> [PROVIDED MATERIAL]:
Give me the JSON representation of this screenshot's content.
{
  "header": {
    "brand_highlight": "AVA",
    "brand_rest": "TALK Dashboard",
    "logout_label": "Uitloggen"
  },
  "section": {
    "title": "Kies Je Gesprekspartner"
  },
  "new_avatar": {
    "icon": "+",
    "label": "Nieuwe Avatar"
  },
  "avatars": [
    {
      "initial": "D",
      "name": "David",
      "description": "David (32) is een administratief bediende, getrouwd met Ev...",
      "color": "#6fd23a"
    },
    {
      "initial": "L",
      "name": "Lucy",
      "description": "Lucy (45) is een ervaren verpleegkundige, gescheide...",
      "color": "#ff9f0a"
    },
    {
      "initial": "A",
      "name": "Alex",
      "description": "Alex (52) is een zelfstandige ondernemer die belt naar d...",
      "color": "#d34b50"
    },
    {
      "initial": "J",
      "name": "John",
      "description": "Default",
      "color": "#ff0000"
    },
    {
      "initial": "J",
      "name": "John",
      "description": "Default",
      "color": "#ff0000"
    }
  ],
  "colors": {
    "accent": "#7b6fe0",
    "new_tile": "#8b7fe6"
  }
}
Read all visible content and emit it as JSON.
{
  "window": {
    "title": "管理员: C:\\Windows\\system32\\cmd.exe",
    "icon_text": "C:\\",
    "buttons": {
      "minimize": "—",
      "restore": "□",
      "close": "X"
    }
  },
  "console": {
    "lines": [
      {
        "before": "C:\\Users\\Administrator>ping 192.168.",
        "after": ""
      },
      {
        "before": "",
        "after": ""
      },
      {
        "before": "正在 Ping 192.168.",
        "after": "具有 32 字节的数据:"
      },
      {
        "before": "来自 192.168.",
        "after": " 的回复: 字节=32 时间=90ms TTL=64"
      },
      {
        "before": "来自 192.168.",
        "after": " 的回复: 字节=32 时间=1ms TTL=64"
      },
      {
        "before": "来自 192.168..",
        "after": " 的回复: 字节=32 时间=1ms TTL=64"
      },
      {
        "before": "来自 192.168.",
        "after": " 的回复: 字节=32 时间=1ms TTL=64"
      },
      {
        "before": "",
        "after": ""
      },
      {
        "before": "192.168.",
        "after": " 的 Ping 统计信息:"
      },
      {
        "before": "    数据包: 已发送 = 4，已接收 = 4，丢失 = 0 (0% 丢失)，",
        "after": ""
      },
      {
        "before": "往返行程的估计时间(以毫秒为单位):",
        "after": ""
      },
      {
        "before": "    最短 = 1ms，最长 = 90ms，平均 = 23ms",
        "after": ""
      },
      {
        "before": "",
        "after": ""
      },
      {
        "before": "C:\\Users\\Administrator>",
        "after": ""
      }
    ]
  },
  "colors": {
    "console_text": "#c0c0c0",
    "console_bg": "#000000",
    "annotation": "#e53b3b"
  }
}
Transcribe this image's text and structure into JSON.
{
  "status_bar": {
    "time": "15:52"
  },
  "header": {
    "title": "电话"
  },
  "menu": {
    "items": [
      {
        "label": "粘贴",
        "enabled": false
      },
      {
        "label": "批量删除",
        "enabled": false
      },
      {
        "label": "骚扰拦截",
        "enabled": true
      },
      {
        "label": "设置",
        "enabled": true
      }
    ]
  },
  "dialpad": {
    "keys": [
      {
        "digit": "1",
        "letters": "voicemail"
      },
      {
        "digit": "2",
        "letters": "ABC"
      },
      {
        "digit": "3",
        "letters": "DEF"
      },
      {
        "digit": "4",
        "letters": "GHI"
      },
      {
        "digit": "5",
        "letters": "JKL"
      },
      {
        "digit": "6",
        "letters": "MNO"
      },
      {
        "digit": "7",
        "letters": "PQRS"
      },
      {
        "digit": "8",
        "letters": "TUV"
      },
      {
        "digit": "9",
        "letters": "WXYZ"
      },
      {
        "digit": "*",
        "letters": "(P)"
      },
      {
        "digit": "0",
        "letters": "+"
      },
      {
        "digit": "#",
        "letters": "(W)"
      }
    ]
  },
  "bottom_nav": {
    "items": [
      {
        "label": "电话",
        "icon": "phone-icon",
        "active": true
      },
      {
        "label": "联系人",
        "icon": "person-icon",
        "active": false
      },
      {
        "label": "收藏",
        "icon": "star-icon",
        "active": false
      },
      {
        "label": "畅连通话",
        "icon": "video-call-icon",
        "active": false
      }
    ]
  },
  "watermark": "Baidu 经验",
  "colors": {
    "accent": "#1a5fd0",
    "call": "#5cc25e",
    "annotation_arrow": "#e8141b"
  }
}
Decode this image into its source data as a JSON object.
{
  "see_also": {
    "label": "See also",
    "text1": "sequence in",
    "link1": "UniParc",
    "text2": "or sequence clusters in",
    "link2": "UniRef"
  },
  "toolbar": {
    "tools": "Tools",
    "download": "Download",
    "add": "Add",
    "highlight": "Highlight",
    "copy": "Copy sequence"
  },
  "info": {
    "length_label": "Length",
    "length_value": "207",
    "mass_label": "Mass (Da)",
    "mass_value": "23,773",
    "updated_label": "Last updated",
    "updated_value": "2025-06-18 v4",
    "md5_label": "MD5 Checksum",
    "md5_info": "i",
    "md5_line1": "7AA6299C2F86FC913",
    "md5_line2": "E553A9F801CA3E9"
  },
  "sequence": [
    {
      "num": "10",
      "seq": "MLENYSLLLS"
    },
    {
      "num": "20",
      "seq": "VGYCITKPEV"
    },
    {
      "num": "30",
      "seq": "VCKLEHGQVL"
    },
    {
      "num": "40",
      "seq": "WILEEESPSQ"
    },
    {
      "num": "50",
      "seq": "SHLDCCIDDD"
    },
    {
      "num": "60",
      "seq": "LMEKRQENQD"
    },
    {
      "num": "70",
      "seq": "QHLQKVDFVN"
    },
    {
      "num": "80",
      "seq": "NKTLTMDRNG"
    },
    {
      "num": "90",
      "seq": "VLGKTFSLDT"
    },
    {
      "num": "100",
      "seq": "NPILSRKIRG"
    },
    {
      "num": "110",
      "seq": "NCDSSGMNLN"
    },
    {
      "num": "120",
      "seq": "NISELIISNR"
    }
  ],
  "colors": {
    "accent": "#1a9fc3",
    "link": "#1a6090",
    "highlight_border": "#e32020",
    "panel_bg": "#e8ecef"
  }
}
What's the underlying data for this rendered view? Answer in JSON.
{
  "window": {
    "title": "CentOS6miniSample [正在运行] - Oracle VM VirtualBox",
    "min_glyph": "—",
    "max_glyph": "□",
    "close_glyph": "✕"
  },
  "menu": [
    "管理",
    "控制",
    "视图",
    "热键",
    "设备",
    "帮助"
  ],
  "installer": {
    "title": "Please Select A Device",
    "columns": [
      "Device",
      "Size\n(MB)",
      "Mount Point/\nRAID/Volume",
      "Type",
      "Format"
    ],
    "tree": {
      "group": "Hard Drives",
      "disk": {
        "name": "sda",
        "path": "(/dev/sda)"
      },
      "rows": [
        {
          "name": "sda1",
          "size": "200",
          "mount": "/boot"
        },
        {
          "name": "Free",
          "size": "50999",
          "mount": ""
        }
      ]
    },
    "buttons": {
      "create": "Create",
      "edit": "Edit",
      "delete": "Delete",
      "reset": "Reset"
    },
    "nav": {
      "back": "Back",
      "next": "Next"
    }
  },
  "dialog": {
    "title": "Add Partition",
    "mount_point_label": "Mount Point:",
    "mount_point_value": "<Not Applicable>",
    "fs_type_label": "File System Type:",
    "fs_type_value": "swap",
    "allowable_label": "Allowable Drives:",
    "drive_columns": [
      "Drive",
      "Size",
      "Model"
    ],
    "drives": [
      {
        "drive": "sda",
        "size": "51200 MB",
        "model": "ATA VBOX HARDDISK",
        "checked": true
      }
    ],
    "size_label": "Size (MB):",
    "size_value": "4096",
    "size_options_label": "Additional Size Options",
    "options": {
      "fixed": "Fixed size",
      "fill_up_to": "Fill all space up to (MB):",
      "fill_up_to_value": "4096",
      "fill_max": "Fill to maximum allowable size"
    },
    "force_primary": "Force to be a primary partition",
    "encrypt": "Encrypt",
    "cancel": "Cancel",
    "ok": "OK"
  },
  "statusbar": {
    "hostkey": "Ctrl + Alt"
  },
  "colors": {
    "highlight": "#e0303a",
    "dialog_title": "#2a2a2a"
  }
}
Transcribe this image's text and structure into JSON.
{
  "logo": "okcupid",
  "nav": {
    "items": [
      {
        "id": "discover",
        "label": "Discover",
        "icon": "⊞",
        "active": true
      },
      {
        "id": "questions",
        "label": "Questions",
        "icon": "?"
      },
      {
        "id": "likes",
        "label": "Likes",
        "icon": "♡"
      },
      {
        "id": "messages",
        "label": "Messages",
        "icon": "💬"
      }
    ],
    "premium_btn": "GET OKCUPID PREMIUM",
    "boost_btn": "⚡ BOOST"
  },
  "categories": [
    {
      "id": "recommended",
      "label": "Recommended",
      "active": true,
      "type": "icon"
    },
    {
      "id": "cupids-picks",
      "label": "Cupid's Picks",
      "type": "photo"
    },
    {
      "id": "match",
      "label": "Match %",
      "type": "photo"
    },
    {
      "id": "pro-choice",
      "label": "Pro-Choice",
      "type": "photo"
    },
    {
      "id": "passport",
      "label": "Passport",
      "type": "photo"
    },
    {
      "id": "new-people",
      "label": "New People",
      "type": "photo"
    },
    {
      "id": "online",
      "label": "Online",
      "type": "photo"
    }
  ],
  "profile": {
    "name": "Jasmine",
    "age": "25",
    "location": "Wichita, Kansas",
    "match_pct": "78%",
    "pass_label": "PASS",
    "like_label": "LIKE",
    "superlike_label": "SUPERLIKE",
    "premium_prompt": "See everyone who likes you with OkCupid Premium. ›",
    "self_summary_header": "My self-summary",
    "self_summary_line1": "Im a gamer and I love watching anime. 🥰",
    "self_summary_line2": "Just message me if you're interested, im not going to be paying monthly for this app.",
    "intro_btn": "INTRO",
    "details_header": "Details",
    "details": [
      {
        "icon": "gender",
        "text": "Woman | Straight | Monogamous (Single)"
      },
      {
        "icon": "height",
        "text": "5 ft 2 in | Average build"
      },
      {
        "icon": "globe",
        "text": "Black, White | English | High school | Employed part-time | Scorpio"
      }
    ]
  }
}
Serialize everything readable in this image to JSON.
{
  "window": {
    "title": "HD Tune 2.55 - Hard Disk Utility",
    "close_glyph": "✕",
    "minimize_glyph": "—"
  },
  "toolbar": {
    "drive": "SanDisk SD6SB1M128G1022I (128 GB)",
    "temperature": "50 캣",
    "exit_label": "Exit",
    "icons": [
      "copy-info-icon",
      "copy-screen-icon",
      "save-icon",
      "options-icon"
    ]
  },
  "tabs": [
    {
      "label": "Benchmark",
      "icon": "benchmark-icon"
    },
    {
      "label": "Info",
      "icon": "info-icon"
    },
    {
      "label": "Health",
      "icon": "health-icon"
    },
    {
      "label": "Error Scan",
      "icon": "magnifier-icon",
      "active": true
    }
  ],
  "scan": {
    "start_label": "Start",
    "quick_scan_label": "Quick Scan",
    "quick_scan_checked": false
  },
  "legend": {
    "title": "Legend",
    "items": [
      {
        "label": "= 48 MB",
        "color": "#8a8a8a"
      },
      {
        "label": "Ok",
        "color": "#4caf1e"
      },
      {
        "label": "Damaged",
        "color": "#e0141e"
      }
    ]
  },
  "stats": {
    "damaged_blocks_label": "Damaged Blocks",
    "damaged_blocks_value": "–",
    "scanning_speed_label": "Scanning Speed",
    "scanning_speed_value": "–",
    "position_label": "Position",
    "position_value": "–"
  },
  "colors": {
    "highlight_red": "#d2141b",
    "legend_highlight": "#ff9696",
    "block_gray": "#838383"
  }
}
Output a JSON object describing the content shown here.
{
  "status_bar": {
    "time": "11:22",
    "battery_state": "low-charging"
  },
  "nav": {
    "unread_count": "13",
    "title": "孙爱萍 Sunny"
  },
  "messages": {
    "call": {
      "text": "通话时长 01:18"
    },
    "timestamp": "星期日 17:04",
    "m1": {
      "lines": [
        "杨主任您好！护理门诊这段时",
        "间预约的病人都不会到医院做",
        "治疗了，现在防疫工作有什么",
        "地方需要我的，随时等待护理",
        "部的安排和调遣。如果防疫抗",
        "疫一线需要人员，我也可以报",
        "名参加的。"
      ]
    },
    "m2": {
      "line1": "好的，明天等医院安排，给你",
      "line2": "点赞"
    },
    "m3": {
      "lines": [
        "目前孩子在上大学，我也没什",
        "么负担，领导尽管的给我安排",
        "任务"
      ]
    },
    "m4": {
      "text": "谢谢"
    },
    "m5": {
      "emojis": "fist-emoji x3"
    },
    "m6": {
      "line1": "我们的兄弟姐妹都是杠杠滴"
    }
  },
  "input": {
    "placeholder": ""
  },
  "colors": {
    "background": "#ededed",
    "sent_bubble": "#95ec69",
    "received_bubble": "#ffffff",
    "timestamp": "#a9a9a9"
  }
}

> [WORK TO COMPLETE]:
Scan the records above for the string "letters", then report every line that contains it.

> [THE ANSWER]:
        "letters": "voicemail"
        "letters": "ABC"
        "letters": "DEF"
        "letters": "GHI"
        "letters": "JKL"
        "letters": "MNO"
        "letters": "PQRS"
        "letters": "TUV"
        "letters": "WXYZ"
        "letters": "(P)"
        "letters": "+"
        "letters": "(W)"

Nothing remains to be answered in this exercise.